# Exercise input:
====
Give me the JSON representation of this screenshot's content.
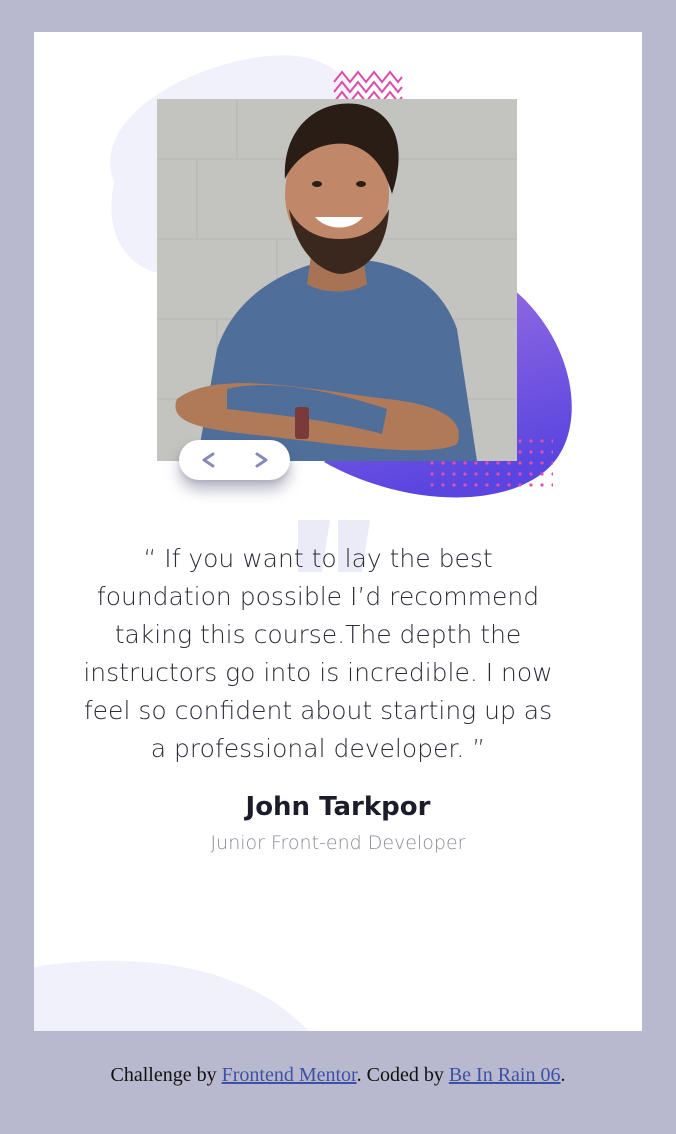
{
  "testimonial": {
    "quote": "“ If you want to lay the best foundation possible I’d recommend taking this course.The depth the instructors go into is incredible. I now feel so confident about starting up as a professional developer. ”",
    "name": "John Tarkpor",
    "role": "Junior Front-end Developer"
  },
  "navigation": {
    "prev_icon": "chevron-left-icon",
    "next_icon": "chevron-right-icon"
  },
  "footer": {
    "prefix": "Challenge by ",
    "link1": "Frontend Mentor",
    "middle": ". Coded by ",
    "link2": "Be In Rain 06",
    "suffix": "."
  },
  "colors": {
    "page_bg": "#b8b8cf",
    "card_bg": "#ffffff",
    "accent_purple": "#6a4fdc",
    "accent_pink": "#e24fa0",
    "blob_light": "#f1f1fb",
    "chevron": "#8a8ab8"
  }
}
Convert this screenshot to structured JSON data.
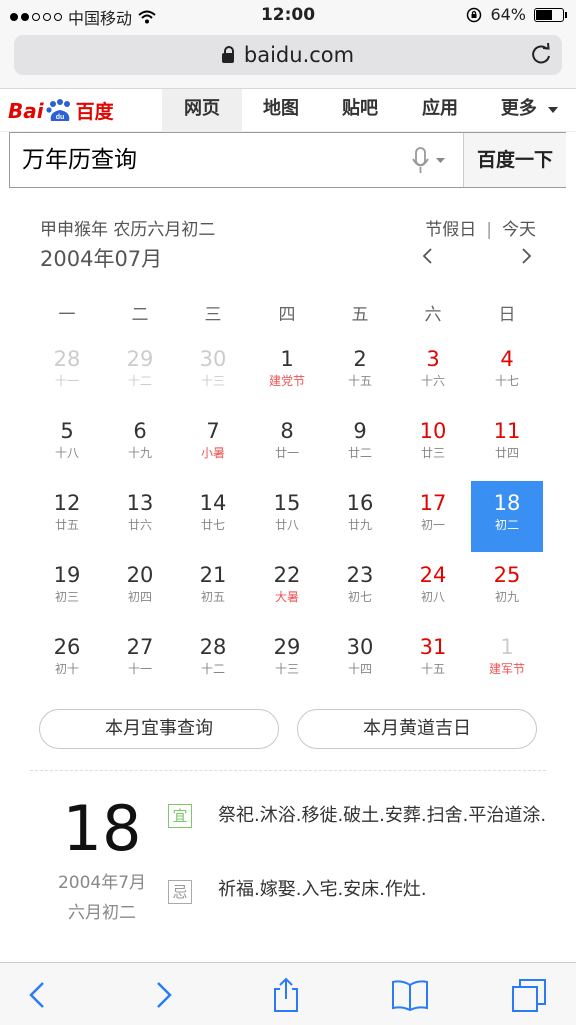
{
  "status": {
    "carrier": "中国移动",
    "time": "12:00",
    "battery": "64%",
    "battery_level": 0.64
  },
  "browser": {
    "url": "baidu.com"
  },
  "nav": {
    "logo_latin_1": "Bai",
    "logo_latin_2": "du",
    "logo_cn": "百度",
    "items": [
      "网页",
      "地图",
      "贴吧",
      "应用",
      "更多"
    ]
  },
  "search": {
    "query": "万年历查询",
    "button": "百度一下"
  },
  "calendar": {
    "header_ganzhi": "甲申猴年  农历六月初二",
    "month_title": "2004年07月",
    "holiday_label": "节假日",
    "today_label": "今天",
    "weekdays": [
      "一",
      "二",
      "三",
      "四",
      "五",
      "六",
      "日"
    ],
    "weeks": [
      [
        {
          "d": "28",
          "l": "十一",
          "o": true
        },
        {
          "d": "29",
          "l": "十二",
          "o": true
        },
        {
          "d": "30",
          "l": "十三",
          "o": true
        },
        {
          "d": "1",
          "l": "建党节",
          "f": true
        },
        {
          "d": "2",
          "l": "十五"
        },
        {
          "d": "3",
          "l": "十六"
        },
        {
          "d": "4",
          "l": "十七"
        }
      ],
      [
        {
          "d": "5",
          "l": "十八"
        },
        {
          "d": "6",
          "l": "十九"
        },
        {
          "d": "7",
          "l": "小暑",
          "f": true
        },
        {
          "d": "8",
          "l": "廿一"
        },
        {
          "d": "9",
          "l": "廿二"
        },
        {
          "d": "10",
          "l": "廿三"
        },
        {
          "d": "11",
          "l": "廿四"
        }
      ],
      [
        {
          "d": "12",
          "l": "廿五"
        },
        {
          "d": "13",
          "l": "廿六"
        },
        {
          "d": "14",
          "l": "廿七"
        },
        {
          "d": "15",
          "l": "廿八"
        },
        {
          "d": "16",
          "l": "廿九"
        },
        {
          "d": "17",
          "l": "初一"
        },
        {
          "d": "18",
          "l": "初二",
          "s": true
        }
      ],
      [
        {
          "d": "19",
          "l": "初三"
        },
        {
          "d": "20",
          "l": "初四"
        },
        {
          "d": "21",
          "l": "初五"
        },
        {
          "d": "22",
          "l": "大暑",
          "f": true
        },
        {
          "d": "23",
          "l": "初七"
        },
        {
          "d": "24",
          "l": "初八"
        },
        {
          "d": "25",
          "l": "初九"
        }
      ],
      [
        {
          "d": "26",
          "l": "初十"
        },
        {
          "d": "27",
          "l": "十一"
        },
        {
          "d": "28",
          "l": "十二"
        },
        {
          "d": "29",
          "l": "十三"
        },
        {
          "d": "30",
          "l": "十四"
        },
        {
          "d": "31",
          "l": "十五"
        },
        {
          "d": "1",
          "l": "建军节",
          "o": true,
          "f": true
        }
      ]
    ],
    "btn_yishi": "本月宜事查询",
    "btn_huangdao": "本月黄道吉日"
  },
  "detail": {
    "day": "18",
    "solar": "2004年7月",
    "lunar": "六月初二",
    "yi_label": "宜",
    "yi": "祭祀.沐浴.移徙.破土.安葬.扫舍.平治道涂.",
    "ji_label": "忌",
    "ji": "祈福.嫁娶.入宅.安床.作灶."
  },
  "colors": {
    "accent": "#3a8ff2",
    "red": "#e10601",
    "festival": "#ee5555",
    "yi": "#7ec86b"
  }
}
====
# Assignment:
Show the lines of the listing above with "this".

# Solution:
Give me the JSON representation of this screenshot's content.
    "quote": "“ If you want to lay the best foundation possible I’d recommend taking this course.The depth the instructors go into is incredible. I now feel so confident about starting up as a professional developer. ”",
Convert this screenshot to structured JSON data.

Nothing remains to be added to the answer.